Medical mistakes make the headlines every day: wrong-site surgeries, failure to diagnose diseases and other examples of medical malpractice are unfortunate reminders that our health care system is not immune from medical professional negligence. One recent story from a Veteran’s Affairs Medical Center here in Pennsylvania, however, serves as a reminder that medical malpractice can have wide-ranging consequences beyond physical injuries.
In 2007, a former U.S. Marine returned home from Iraq and found work as a financial advisor. A combat veteran, he went to the VA hospital in Wilkes-Barre for medical care and was diagnosed with post-traumatic stress disorder. He was prescribed medication, but as his condition declined over the following months, 10 successive attempts to see a physician at the VA or review his medication were unsuccessful.
The medication, a judge would later rule, was a substance likely to result in addiction and self-medication with other drugs; after four months on it with no other PTSD treatment, the patient dressed in all black and broke into a Scranton pharmacy to steal drugs. Facing criminal charges, the patient also found himself out of a job.
Those charges, however, were recently dropped and a judge awarded the veteran $3.7 million as a result of a medical malpractice suit. It was the hospital’s negligence in not providing PTSD care and in prescribing the wrong medication that caused his worsened medical condition, the judge ruled, and ultimately what lead to the break-in.
This case demonstrates that the scope of what can constitute medical malpractice, and what kinds of losses may be compensable, may be broader than many Pennsylvania residents would expect. The $3.7 million award included compensation for the victim’s pain and suffering, as well as humiliation and embarrassment; future lost earnings and noneconomic damages, both past and future; and even compensation for his wife’s loss of consortium.
Whether patients are suffering from a chronic disease, an acute physical condition or a mental illness like PTSD, they depend on medical professionals to prescribe and manage their medications correctly, and provide appropriate follow-up care. A medical malpractice lawsuit can make sure negligent providers are held accountable and patients’ rights are protected.
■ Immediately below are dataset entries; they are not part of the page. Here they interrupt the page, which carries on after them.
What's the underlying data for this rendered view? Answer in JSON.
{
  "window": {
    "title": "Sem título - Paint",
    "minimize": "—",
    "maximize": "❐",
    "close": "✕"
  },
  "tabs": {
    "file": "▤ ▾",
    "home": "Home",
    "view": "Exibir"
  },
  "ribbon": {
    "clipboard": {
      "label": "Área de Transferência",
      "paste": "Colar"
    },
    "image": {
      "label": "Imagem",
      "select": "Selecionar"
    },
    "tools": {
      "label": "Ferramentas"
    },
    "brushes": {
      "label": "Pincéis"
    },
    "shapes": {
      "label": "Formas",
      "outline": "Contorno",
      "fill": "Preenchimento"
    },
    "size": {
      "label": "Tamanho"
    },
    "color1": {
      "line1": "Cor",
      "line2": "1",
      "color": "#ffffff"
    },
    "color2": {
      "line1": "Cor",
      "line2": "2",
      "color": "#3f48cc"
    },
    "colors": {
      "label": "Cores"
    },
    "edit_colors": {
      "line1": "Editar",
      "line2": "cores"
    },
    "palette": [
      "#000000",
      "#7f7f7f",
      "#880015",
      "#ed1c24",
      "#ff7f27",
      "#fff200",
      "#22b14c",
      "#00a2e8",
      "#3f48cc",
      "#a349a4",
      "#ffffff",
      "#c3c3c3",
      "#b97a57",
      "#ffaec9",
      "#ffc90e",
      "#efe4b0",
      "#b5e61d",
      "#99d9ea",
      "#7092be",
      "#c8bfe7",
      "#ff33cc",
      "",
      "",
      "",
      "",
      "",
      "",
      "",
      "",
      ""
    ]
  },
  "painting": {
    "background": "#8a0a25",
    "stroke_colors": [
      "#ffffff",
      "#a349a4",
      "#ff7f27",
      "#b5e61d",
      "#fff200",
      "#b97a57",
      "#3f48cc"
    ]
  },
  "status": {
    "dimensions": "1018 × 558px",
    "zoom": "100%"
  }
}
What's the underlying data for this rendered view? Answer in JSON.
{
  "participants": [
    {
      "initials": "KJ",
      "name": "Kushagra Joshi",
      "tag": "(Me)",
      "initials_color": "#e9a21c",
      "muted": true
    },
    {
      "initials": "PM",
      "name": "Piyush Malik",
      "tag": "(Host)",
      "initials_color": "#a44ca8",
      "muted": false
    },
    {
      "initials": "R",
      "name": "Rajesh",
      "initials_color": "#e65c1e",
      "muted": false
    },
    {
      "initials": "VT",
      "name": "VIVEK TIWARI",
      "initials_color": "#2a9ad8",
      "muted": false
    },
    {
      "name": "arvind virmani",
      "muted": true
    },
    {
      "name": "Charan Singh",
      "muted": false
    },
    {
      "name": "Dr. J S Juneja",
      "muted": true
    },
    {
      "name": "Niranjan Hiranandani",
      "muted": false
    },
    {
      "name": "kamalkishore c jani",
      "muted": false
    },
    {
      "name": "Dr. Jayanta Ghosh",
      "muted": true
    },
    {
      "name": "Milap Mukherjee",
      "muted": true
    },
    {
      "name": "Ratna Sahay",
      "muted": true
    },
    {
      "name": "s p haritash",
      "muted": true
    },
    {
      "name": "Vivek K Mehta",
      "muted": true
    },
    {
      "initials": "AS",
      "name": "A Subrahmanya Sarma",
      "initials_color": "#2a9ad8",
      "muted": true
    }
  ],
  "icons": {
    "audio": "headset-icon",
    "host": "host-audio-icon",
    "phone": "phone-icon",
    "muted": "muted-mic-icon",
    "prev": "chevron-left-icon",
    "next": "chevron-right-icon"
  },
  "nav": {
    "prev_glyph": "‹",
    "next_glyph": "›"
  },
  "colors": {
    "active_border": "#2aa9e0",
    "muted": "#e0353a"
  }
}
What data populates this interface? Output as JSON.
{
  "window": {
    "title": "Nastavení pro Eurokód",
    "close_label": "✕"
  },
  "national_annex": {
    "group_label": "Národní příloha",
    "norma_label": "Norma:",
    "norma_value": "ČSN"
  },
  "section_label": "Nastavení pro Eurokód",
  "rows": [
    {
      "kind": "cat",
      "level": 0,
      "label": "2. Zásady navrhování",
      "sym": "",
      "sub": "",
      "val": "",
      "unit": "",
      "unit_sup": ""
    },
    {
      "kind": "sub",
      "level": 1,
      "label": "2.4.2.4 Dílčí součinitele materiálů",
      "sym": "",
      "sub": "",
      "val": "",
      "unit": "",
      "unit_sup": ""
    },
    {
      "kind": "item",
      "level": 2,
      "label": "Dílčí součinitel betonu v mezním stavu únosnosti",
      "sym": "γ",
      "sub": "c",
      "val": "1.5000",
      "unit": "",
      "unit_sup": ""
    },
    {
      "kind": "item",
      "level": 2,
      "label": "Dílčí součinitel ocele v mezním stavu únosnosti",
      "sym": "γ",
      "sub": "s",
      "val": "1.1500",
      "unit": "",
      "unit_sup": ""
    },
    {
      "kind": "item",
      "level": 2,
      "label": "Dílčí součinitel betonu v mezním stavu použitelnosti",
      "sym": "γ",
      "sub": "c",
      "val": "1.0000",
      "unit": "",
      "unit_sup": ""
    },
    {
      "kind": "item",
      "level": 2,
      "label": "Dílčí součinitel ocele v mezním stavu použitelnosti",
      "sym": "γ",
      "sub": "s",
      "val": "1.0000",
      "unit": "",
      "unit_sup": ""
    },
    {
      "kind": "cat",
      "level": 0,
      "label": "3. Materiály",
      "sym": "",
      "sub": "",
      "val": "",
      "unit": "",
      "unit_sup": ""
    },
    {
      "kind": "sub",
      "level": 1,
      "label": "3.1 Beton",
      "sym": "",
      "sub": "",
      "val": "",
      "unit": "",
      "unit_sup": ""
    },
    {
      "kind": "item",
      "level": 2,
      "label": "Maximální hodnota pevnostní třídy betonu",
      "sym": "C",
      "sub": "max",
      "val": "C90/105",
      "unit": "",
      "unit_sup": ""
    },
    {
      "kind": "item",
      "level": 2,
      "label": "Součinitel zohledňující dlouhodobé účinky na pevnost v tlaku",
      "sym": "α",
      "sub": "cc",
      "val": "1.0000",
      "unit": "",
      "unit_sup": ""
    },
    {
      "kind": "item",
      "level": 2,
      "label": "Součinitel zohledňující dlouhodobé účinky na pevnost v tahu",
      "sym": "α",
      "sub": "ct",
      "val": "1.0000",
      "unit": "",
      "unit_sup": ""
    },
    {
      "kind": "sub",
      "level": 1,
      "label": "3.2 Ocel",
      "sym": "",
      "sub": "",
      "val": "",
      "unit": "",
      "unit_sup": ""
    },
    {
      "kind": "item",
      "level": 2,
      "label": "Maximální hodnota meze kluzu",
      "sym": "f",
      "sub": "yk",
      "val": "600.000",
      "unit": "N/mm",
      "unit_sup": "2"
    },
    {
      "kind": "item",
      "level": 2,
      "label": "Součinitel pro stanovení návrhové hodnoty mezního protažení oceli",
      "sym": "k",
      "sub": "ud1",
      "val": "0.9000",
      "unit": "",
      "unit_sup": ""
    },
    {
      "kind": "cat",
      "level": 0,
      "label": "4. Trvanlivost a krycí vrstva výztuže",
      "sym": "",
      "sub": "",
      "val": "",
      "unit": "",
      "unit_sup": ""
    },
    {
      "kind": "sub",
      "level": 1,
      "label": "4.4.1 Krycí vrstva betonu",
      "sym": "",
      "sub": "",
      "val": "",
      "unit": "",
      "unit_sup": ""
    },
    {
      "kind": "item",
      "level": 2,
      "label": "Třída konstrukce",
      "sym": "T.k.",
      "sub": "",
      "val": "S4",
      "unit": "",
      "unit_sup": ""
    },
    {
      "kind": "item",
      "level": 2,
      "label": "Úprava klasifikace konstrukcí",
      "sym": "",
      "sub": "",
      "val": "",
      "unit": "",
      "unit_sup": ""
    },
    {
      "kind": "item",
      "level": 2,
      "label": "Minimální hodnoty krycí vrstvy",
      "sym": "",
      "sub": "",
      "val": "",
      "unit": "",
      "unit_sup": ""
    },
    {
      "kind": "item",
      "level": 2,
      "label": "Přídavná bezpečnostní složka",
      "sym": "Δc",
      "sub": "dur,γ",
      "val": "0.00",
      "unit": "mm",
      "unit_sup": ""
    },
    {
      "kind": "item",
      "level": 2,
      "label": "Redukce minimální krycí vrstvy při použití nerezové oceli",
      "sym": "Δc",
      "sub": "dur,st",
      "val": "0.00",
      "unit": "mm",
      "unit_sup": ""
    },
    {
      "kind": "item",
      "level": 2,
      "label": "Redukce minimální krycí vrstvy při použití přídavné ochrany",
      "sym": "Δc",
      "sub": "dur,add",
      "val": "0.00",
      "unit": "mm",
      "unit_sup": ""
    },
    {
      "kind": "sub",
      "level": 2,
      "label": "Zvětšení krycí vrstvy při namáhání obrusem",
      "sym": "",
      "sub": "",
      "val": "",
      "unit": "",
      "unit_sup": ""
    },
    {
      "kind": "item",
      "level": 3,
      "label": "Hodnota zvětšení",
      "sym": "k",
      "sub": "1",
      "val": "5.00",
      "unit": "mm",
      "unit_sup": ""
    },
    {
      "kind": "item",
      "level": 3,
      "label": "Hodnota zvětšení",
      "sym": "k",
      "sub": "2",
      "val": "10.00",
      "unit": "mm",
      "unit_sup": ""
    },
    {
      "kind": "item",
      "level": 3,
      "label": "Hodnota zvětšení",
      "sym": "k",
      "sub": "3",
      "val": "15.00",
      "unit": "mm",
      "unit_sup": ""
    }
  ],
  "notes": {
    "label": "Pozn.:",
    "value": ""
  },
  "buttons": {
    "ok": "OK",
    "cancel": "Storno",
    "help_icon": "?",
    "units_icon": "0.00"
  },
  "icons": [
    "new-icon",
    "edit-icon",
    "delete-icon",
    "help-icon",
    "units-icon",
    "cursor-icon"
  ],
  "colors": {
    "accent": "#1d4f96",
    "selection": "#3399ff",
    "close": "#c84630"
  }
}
Source: Pittsburgh Post-Gazette, “Pennsylvania veteran awarded $3.7 M in suit against VA,” Saranac Hale Spencer, Jan. 21, 2013